Look through the lines below; wherever the word "from" appears, copy that line.

Top of Study material

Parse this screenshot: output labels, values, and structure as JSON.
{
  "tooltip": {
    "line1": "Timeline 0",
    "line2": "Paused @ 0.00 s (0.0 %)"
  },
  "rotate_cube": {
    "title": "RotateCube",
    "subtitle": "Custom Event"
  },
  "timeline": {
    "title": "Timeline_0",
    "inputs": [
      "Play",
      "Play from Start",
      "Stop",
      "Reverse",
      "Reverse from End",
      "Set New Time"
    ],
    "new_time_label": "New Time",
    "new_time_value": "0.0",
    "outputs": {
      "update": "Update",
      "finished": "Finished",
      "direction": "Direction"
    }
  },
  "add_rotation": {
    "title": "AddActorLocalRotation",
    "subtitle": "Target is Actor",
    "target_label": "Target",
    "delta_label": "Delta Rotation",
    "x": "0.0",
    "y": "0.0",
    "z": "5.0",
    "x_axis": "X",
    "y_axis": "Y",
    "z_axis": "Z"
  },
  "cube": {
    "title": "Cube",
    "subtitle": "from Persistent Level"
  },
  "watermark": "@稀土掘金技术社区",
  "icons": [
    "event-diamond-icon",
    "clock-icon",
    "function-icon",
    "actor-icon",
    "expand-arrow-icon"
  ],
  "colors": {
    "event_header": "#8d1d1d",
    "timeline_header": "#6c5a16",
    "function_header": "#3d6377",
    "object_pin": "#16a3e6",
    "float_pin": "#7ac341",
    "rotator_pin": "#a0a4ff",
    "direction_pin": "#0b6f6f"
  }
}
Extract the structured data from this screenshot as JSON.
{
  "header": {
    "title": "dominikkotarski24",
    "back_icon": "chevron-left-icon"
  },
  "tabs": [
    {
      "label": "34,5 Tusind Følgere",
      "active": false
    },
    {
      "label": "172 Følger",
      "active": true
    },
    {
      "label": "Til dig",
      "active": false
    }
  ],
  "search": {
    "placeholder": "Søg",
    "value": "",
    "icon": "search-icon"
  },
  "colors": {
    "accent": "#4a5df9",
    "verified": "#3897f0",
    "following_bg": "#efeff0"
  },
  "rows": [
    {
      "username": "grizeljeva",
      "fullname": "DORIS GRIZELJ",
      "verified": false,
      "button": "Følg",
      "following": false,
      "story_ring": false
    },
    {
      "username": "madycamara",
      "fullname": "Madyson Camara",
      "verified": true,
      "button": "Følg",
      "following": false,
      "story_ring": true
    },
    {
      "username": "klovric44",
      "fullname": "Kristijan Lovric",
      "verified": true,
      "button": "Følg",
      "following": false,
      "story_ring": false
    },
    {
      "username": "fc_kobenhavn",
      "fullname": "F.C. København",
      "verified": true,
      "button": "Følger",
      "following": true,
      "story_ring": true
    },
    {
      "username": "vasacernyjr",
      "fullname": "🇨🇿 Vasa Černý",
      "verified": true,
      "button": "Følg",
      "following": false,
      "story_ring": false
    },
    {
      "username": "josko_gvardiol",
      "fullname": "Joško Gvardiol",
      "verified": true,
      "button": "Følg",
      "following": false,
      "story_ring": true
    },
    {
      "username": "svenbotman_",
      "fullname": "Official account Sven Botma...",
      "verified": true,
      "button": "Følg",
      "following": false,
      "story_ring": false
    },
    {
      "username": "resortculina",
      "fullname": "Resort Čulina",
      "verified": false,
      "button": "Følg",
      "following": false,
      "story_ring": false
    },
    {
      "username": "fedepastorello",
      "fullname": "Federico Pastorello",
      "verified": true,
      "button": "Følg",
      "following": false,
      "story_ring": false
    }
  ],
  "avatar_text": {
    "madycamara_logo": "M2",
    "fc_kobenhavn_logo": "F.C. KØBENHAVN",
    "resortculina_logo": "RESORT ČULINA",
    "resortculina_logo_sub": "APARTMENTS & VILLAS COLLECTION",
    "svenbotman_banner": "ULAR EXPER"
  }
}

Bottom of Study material

#### Answer box
      "Play from Start",
      "Reverse from End",
    "subtitle": "from Persistent Level"
Extract the structured data from this screenshot as JSON.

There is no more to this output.